The wristbands, the green, the endless flow of people in and out of liquor stores … we get it. You’re getting wasted this Saturday in celebration of Fake Patty’s Day – our early local celebration of St. Patrick’s Day before students head off for spring break.

I don’t care what you do. You can blackout before 11 a.m. You can hook up with an ex or shamefully pee your pants in a stranger’s bed. One thing no one should tolerate or even think about doing, though, is getting behind the wheel of a car after they’ve been drinking.

There were 21 DUI (driving under the influence of alcohol or drugs) arrests made last year on this very same holiday, according to the Riley County Police Department. Twenty-one DUIs in one day? The number alone makes me want to curl up in my apartment with an adult beverage and not come out until Sunday.

That being said, I refuse to be confined to my apartment because some idiot thinks they can take on the road with a couple of drinks in their system. So listen up.

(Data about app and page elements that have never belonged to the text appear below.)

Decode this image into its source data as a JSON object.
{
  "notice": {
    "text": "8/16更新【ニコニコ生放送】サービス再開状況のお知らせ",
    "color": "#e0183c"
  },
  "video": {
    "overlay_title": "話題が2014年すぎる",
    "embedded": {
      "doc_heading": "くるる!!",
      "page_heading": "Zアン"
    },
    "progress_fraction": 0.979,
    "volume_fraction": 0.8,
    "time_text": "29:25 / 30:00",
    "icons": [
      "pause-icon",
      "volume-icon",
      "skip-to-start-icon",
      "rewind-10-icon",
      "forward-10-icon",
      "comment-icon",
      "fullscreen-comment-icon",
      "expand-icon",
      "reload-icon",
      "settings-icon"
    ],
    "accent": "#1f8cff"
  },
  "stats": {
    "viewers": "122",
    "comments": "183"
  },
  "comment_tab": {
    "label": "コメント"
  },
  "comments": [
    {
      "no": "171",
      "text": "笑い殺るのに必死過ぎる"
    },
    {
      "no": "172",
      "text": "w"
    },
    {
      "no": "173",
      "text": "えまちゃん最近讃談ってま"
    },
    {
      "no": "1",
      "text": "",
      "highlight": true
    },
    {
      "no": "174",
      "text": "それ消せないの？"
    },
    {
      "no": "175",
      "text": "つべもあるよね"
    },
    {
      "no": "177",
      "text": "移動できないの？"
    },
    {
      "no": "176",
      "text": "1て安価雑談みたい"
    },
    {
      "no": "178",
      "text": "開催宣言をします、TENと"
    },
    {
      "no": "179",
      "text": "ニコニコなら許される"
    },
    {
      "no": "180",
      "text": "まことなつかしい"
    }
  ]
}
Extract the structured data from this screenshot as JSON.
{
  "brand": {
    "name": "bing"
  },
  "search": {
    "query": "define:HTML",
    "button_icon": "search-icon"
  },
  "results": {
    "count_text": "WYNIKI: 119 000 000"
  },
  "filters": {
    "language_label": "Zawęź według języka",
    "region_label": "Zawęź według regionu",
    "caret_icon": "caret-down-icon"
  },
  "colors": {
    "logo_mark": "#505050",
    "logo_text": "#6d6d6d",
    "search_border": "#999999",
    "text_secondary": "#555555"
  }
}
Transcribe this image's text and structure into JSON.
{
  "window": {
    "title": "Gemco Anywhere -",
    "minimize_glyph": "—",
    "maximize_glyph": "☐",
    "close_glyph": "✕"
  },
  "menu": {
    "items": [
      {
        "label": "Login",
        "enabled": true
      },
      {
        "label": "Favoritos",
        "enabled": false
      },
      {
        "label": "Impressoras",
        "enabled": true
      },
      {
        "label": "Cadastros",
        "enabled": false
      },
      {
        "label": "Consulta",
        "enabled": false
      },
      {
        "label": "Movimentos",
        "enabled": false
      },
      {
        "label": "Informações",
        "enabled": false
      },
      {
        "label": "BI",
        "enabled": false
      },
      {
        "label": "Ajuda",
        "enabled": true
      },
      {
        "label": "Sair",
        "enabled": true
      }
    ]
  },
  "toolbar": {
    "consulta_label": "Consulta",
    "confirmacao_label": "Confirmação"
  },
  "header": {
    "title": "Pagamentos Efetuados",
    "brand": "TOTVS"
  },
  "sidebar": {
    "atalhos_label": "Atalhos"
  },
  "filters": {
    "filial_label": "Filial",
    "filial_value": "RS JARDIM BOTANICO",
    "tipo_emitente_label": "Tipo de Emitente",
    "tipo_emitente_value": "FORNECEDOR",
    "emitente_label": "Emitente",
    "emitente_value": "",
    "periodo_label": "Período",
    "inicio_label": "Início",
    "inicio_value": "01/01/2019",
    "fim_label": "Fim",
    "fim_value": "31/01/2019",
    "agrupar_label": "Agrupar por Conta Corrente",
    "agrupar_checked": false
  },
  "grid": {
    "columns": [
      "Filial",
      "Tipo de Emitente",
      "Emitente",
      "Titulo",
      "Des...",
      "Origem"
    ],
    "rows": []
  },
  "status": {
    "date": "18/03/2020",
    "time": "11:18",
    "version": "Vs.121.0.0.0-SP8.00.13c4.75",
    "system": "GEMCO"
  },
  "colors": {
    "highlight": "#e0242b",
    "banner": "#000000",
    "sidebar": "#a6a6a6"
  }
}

Anyone who thinks they can use the long walk home as an excuse for driving their car can stop right there. For just $5-$10, the Morale Welfare and Recreation Organization of Fort Riley, Kansas is offering those who are intoxicated sober rides. A shuttle will travel back and forth from Aggieville to drop off and pick up points. The service starts at 5 p.m. and will end at 2:15 a.m. – a fairly random time, but enough for students to get hammered and stay safe on their journey home.

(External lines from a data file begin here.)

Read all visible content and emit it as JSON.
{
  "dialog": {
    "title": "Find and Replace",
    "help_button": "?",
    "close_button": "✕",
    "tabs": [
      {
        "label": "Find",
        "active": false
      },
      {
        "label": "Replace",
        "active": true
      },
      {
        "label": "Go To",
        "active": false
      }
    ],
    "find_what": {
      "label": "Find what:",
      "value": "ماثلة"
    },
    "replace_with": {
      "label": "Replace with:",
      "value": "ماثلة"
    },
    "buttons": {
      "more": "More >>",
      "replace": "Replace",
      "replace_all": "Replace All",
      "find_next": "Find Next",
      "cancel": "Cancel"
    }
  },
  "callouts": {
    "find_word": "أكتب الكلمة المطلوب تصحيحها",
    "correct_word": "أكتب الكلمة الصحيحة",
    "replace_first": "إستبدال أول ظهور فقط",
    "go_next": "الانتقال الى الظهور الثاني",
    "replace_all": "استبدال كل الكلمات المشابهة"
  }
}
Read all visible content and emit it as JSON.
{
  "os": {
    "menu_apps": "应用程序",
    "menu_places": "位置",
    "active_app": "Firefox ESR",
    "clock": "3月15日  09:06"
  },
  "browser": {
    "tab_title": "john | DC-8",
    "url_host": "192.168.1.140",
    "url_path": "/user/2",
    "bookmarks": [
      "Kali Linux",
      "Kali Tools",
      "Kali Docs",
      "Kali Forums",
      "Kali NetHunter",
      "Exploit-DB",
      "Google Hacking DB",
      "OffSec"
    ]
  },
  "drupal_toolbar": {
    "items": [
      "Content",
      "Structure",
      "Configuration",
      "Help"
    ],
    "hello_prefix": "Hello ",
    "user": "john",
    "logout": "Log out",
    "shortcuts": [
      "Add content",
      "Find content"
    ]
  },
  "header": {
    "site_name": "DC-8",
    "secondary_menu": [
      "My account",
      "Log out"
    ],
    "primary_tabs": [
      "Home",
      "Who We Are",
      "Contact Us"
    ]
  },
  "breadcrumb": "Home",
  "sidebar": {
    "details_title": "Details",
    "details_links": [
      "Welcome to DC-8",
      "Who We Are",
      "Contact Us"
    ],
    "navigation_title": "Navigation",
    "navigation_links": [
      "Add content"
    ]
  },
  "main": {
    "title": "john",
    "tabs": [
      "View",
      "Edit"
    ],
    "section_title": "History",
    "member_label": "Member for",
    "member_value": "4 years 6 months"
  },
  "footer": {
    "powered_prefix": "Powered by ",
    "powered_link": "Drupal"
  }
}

The Flint Hills Area Transportation Agency is another option for those traveling on Saturday. The better news? Students or faculty and staff with a K-State ID card get to ride for free. Those without a K-State ID card can ride for dirt cheap: adults are $1 and youth from 6-18 years of age are 50 cents.


The most students will have to pay for a ride, whether it be a taxi service or some other free alternatives offered around the city, is around $10. This is the equivalent to a sandwich or a couple of beers. Think you can’t afford the free safe ride? Think again. DUIs cost thousands of dollars and will haunt you for the rest of your life.

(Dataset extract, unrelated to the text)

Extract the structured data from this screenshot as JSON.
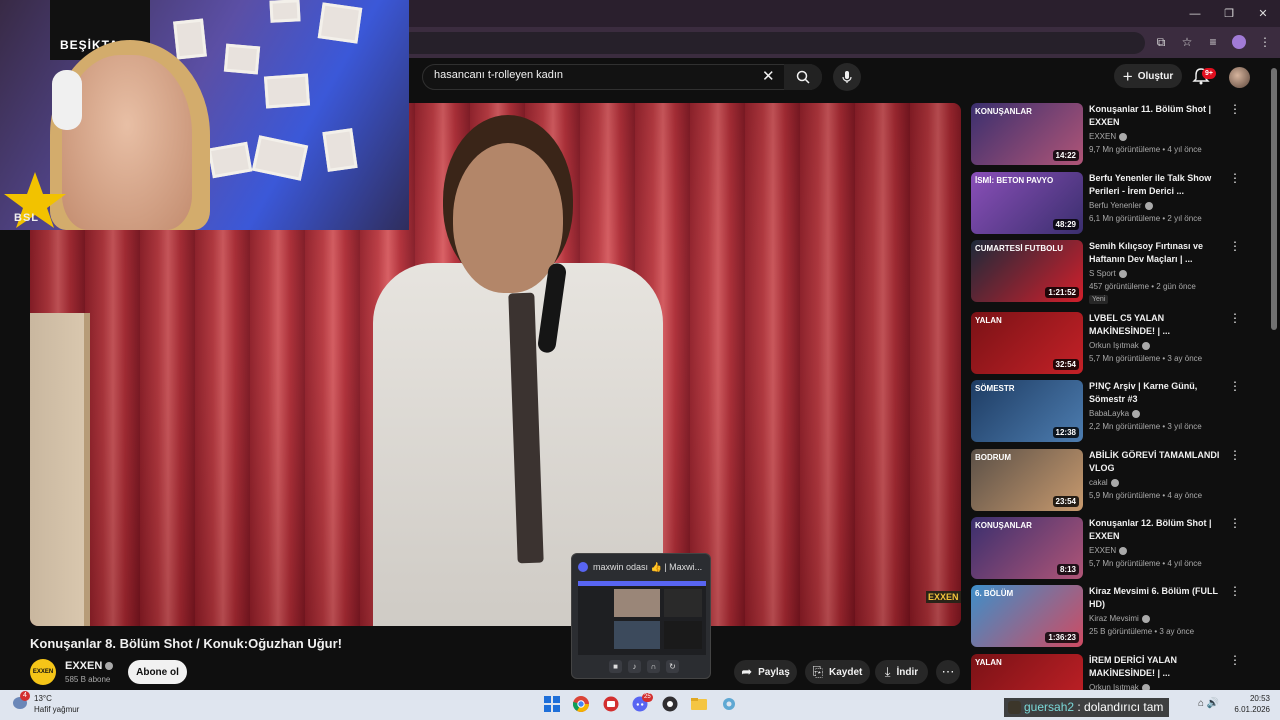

According to K-State’s website, the minimum fine for a DUI conviction is $750. Jail time can range from 48 hours to 6 months, and an additional 100 hours of community service can be tacked on to the already steep punishment.

Other consequences include having to successfully complete an alcohol and drug information school or treatment, as well as action being taken against your driving privileges. These consequences are just for first-time offenders. The consequences gets worst as the number of convictions rises.

According to the Center for Disease Control and Prevention, 10,322 people were killed in alcohol-impaired crashes in 2012, accounting for nearly one-third (31 percent) of all traffic-related deaths in the U.S. I could go on and on about the statistics in regards to alcohol-related incidents, like how 239 child deaths were caused in alcohol-impaired driving crashes. Don’t be another terrible statistic.

Big Brother is watching you

Nobody likes to be pestered by the police. They are, though, here to help on Saturday. Making sure we are safe and keeping Aggieville relatively clean (of people and trash) are just a few of the jobs the Riley County Police Department and outside law enforcement agencies will be undertaking this weekend.

Several officers on foot, bikes and vehicles will be on the lookout for those of you choosing to drive under the influence. Although there will be no DUI check point this Saturday, this shouldn’t encourage anyone into thinking they can get away with drinking and driving. Even if you do escape law enforcement, the likelihood of you damaging your car or other property (or, even worse, yourself and others) is higher when under the influence.

Joining the RCPD will be officers from around the state. In a news release, the department thanked the Emporia Police Department, Hays Police Department, Junction City Police Department, Kansas Highway Patrol, Lyon County Sheriff’s Office and the Pottawatomie County Sheriff’s Office for their assistance on this holiday.

Fake Patty’s Day is not a holiday to be spent in the back of a police car, a jail cell or (in the worst case scenario) entangled in a metal pile of debris that used to be your car. The holiday brings in hundreds of outsiders, and it is not meant to be centered just around the idea of getting obliterated. Be careful, be safe and most of all, stay away from driving your car.

Kelly Iverson is a senior in mass communications.